◆ What you have to do ◆
Each line of the records that holds "this" should be shown in full.

◆ Supplied entries ◆
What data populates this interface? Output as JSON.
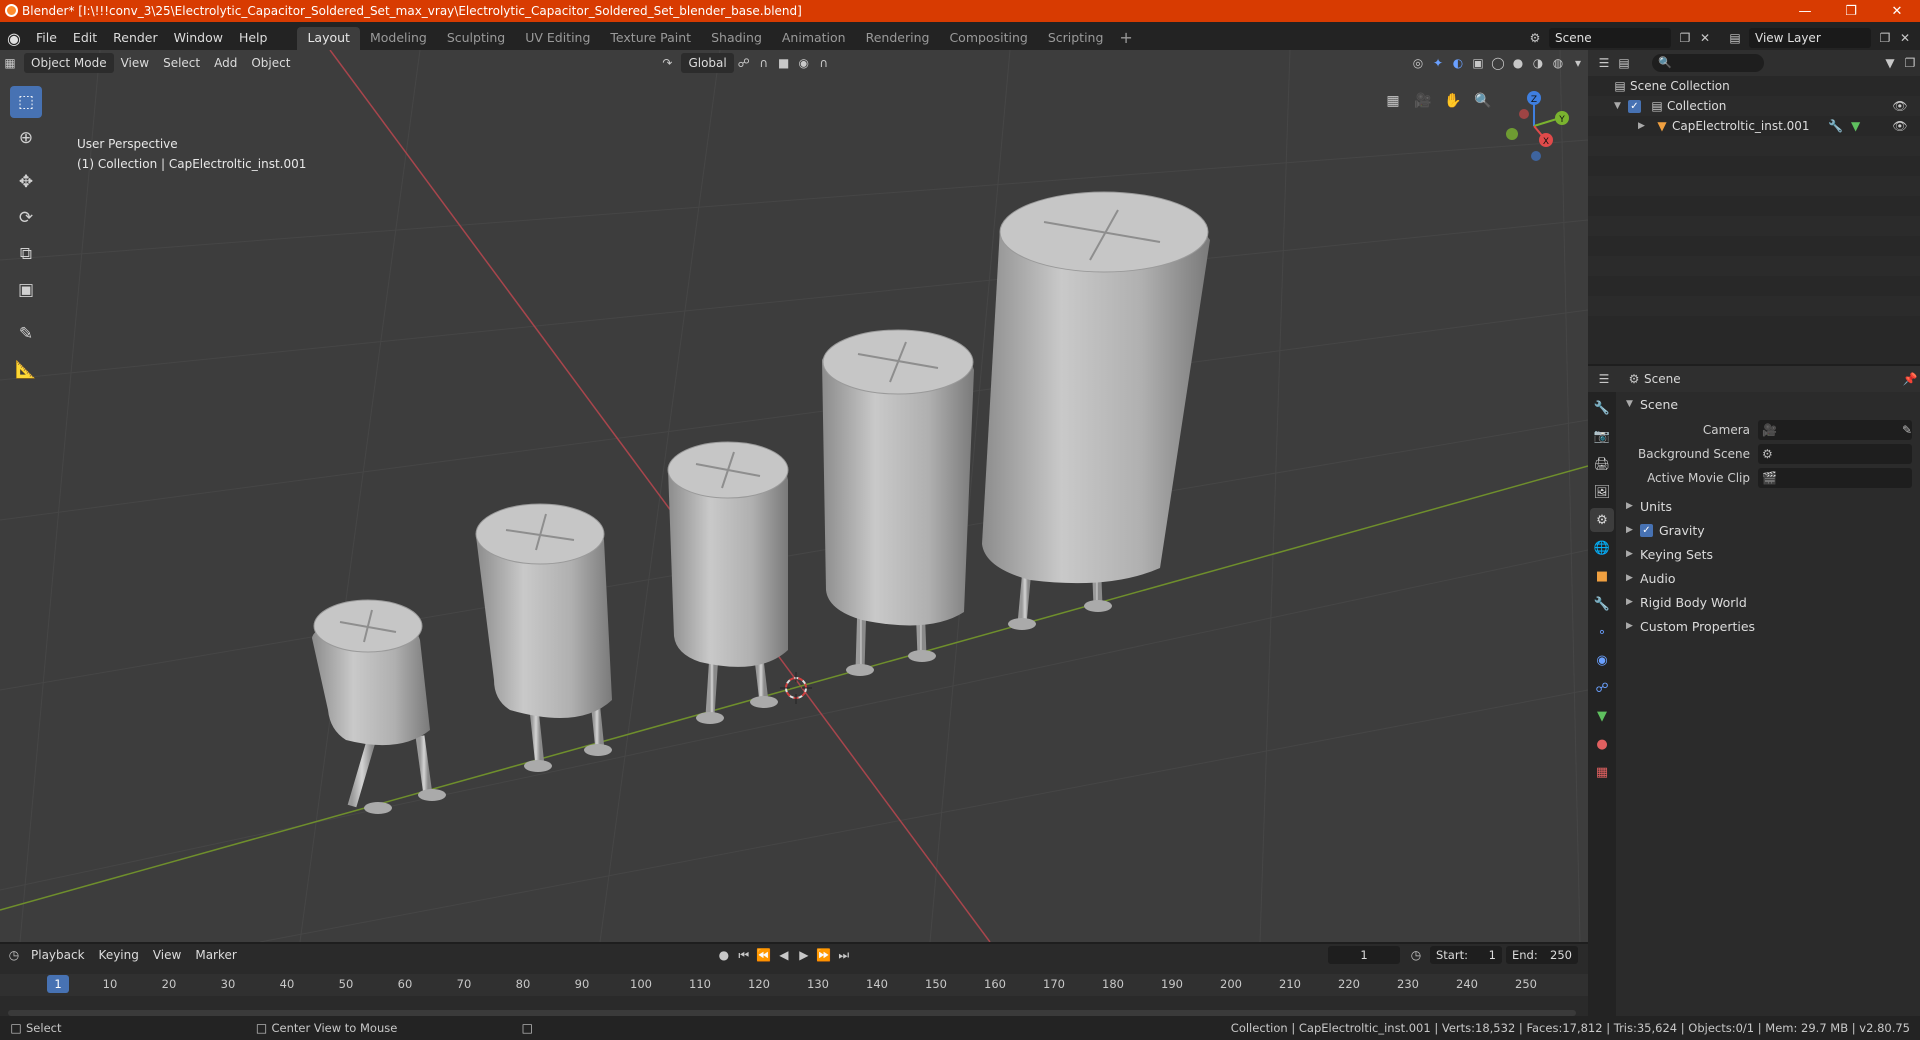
{
  "title": "Blender* [I:\\!!!conv_3\\25\\Electrolytic_Capacitor_Soldered_Set_max_vray\\Electrolytic_Capacitor_Soldered_Set_blender_base.blend]",
  "menu": [
    "File",
    "Edit",
    "Render",
    "Window",
    "Help"
  ],
  "workspaces": [
    "Layout",
    "Modeling",
    "Sculpting",
    "UV Editing",
    "Texture Paint",
    "Shading",
    "Animation",
    "Rendering",
    "Compositing",
    "Scripting"
  ],
  "scene_name": "Scene",
  "view_layer": "View Layer",
  "viewport": {
    "mode": "Object Mode",
    "menus": [
      "View",
      "Select",
      "Add",
      "Object"
    ],
    "orientation": "Global",
    "perspective": "User Perspective",
    "collection_info": "(1) Collection | CapElectroltic_inst.001"
  },
  "gizmo": {
    "x": "X",
    "y": "Y",
    "z": "Z"
  },
  "outliner": {
    "root": "Scene Collection",
    "collection": "Collection",
    "object": "CapElectroltic_inst.001"
  },
  "properties": {
    "context": "Scene",
    "section": "Scene",
    "camera_label": "Camera",
    "background_label": "Background Scene",
    "movieclip_label": "Active Movie Clip",
    "panels": [
      "Units",
      "Gravity",
      "Keying Sets",
      "Audio",
      "Rigid Body World",
      "Custom Properties"
    ]
  },
  "timeline": {
    "menus": [
      "Playback",
      "Keying",
      "View",
      "Marker"
    ],
    "current_frame": "1",
    "start_label": "Start:",
    "start": "1",
    "end_label": "End:",
    "end": "250",
    "ticks": [
      "10",
      "20",
      "30",
      "40",
      "50",
      "60",
      "70",
      "80",
      "90",
      "100",
      "110",
      "120",
      "130",
      "140",
      "150",
      "160",
      "170",
      "180",
      "190",
      "200",
      "210",
      "220",
      "230",
      "240",
      "250"
    ]
  },
  "status": {
    "left": "Select",
    "middle": "Center View to Mouse",
    "right": "Collection | CapElectroltic_inst.001 | Verts:18,532 | Faces:17,812 | Tris:35,624 | Objects:0/1 | Mem: 29.7 MB | v2.80.75"
  },
  "colors": {
    "accent": "#4772b3",
    "titlebar": "#d83b01",
    "x_axis": "#e04a4a",
    "y_axis": "#7ab32f",
    "z_axis": "#3f7fe0"
  }
}
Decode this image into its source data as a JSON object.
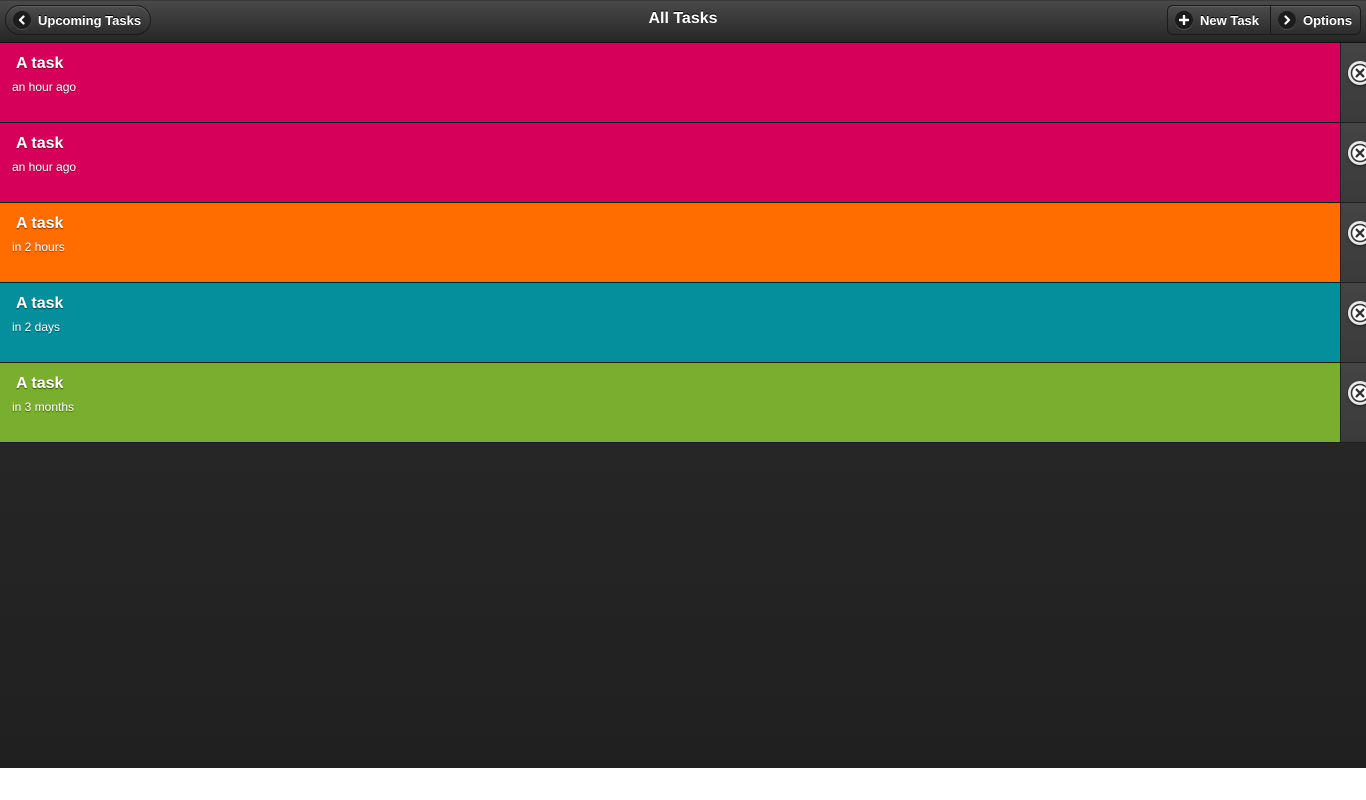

◆ Answer space ◆
What data populates this interface? Output as JSON.
Decode this image into its source data as a JSON object.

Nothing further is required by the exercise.